The Problem with Resold Parts
Auto parts can cost a pretty penny. The price difference between one part and another can often be enough to entice consumers to purchase a lower cost option that promises to fix whatever defect or damage the consumer needs to correct. However, this is a risky cost-savings strategy that can cause the purchaser to buy a part that is under recall. In many cases, the reason the consumer needs to purchase the part is that the part within their vehicle has failed and he might not be aware that it was under recall to begin with.
Whether it is a retail operation, auto dealer, mechanic shop, or a garage sale, the entity or individual selling a used car part is required to perform due diligence to ensure that the part or vehicle is not under recall. While cars that have been recalled and repaired may be sold, sellers are required to notify consumers if the vehicle is under recall and has not been repaired.
In regard to parts and other products, if the auto part, toy, etc., has been deemed defective by the CPSC or the manufacturer, it must not be sold. It is specifically prohibited within the Consumer Product Safety Improvement Act. In such instances, the item should be destroyed if the owner does not want to return it to the manufacturer for disposal or repair as stipulated in the recall notice. As with all products, consumers should verify whether a product, part, or vehicle is under recall prior to completing the purchase.
New & Used Cars

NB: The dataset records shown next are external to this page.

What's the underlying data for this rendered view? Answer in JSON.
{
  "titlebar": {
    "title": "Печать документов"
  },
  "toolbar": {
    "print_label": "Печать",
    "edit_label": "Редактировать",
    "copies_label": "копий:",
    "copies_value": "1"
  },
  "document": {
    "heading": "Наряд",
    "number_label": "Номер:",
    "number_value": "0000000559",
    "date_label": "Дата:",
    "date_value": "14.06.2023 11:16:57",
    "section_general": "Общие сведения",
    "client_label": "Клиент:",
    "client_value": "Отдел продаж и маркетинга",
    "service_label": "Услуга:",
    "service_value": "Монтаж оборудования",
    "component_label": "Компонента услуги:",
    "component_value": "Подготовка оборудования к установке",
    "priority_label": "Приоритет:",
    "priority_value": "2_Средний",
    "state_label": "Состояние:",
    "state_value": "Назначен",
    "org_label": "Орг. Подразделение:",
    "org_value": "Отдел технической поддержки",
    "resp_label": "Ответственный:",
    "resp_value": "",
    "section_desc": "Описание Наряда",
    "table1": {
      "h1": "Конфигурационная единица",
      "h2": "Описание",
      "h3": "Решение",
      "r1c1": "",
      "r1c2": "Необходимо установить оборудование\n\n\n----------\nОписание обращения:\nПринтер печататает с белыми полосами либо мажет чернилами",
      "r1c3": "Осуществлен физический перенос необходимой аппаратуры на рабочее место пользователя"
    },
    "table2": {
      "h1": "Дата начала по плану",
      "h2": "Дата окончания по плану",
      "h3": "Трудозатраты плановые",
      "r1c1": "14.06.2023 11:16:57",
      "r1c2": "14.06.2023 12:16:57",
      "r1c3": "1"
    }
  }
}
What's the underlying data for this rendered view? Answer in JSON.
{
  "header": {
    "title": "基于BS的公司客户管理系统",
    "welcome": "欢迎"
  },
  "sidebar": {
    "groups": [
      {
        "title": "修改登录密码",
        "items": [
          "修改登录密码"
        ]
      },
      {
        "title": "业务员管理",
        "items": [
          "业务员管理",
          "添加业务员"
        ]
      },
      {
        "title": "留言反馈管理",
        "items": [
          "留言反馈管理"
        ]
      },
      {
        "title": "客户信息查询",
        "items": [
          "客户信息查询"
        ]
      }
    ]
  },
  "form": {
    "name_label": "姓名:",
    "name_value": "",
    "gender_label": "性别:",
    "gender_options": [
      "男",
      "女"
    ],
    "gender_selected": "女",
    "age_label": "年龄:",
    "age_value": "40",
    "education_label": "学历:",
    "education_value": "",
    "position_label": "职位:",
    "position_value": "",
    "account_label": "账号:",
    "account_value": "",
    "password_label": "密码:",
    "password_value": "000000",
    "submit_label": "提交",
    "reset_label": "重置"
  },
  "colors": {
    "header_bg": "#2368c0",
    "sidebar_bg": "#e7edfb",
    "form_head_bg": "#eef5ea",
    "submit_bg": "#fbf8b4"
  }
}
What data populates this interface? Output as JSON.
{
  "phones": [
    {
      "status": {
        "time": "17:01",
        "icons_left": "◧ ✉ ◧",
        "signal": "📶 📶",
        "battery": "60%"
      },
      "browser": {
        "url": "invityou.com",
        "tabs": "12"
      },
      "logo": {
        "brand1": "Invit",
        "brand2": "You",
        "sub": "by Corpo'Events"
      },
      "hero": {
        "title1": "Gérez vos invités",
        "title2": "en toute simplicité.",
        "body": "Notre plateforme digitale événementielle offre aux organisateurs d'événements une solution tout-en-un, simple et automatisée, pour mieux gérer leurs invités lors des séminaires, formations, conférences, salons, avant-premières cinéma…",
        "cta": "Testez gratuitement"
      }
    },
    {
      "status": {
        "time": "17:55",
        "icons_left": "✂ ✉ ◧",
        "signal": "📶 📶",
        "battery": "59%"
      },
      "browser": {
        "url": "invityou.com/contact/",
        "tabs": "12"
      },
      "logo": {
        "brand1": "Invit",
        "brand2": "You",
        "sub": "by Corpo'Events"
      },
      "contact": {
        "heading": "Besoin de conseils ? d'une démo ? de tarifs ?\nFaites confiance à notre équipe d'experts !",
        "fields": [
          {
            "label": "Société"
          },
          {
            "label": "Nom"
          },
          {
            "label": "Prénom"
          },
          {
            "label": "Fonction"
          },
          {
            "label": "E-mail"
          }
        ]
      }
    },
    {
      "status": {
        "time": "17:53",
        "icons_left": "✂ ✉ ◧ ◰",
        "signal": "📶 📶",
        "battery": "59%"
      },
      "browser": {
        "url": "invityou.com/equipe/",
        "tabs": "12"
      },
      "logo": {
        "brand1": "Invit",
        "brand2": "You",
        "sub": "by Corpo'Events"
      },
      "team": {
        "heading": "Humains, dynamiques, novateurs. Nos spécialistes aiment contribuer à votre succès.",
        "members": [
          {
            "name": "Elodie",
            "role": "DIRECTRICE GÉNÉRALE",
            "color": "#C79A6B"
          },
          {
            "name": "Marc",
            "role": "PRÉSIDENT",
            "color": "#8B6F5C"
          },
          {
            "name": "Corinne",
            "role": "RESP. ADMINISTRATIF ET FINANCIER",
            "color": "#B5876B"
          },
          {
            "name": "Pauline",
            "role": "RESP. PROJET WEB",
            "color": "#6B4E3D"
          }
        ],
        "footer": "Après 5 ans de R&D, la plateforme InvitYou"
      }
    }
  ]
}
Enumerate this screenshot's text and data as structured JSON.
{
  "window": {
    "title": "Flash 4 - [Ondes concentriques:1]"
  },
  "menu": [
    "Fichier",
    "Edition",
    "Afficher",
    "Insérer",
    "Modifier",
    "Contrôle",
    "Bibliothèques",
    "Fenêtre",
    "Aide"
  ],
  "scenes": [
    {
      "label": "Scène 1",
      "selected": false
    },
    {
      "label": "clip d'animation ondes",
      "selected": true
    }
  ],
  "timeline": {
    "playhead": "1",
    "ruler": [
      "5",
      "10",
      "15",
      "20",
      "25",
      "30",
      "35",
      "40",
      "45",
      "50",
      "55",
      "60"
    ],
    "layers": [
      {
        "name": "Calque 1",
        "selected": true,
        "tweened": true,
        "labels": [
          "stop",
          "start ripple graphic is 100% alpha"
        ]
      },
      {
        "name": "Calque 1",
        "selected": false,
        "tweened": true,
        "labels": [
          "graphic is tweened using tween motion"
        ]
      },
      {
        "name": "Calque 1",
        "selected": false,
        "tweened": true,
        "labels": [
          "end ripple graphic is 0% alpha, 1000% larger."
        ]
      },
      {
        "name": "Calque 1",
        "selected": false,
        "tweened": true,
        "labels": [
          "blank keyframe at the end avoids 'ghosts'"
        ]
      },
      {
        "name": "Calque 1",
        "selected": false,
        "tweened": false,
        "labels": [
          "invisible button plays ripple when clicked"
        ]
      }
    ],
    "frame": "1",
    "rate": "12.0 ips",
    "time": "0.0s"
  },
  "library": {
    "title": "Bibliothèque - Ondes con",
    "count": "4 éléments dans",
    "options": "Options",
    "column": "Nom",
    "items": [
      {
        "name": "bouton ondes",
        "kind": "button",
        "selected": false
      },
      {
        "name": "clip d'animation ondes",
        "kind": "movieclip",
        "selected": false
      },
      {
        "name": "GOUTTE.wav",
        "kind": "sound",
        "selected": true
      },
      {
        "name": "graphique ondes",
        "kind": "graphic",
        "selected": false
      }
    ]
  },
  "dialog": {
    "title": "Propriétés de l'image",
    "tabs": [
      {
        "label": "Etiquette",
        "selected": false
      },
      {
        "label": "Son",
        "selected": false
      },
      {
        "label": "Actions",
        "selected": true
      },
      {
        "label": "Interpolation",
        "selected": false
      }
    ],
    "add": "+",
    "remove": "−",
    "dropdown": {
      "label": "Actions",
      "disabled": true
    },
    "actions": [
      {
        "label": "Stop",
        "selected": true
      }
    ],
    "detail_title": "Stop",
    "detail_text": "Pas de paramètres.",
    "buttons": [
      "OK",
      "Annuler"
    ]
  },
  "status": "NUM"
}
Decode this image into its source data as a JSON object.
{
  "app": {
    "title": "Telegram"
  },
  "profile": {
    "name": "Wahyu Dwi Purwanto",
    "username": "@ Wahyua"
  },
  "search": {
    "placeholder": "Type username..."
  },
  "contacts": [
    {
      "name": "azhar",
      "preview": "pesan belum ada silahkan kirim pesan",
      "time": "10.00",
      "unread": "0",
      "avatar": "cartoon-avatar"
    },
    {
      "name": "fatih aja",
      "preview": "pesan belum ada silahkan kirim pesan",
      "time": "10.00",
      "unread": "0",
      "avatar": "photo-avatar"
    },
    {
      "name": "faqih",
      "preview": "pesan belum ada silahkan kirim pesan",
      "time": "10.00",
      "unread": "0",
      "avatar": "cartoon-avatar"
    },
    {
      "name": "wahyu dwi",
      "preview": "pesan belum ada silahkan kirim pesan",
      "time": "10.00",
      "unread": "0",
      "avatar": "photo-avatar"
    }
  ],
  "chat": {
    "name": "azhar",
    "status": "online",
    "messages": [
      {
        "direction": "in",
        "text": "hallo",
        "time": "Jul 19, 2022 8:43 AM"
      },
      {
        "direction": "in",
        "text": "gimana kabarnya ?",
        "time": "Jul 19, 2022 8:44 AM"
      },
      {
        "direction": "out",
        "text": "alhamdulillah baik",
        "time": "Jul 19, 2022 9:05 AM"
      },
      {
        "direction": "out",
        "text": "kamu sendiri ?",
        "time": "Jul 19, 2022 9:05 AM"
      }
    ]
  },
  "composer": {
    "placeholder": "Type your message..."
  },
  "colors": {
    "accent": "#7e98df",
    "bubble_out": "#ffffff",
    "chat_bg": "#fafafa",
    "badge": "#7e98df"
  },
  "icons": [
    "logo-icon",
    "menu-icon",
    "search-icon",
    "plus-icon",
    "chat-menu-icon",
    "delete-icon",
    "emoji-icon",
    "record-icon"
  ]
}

Automobile dealerships are prohibited from selling new cars that are subject to a pending recall until such repairs are performed. However, used cars do not have the same protection. Thus, it is up to the consumer to verify whether a vehicle under recall is adequately repaired. Should an individual or entity lie about or otherwise misrepresent the recall status of a vehicle, he or she can be held liable for accidents, injuries, and property damage that result from their omissions.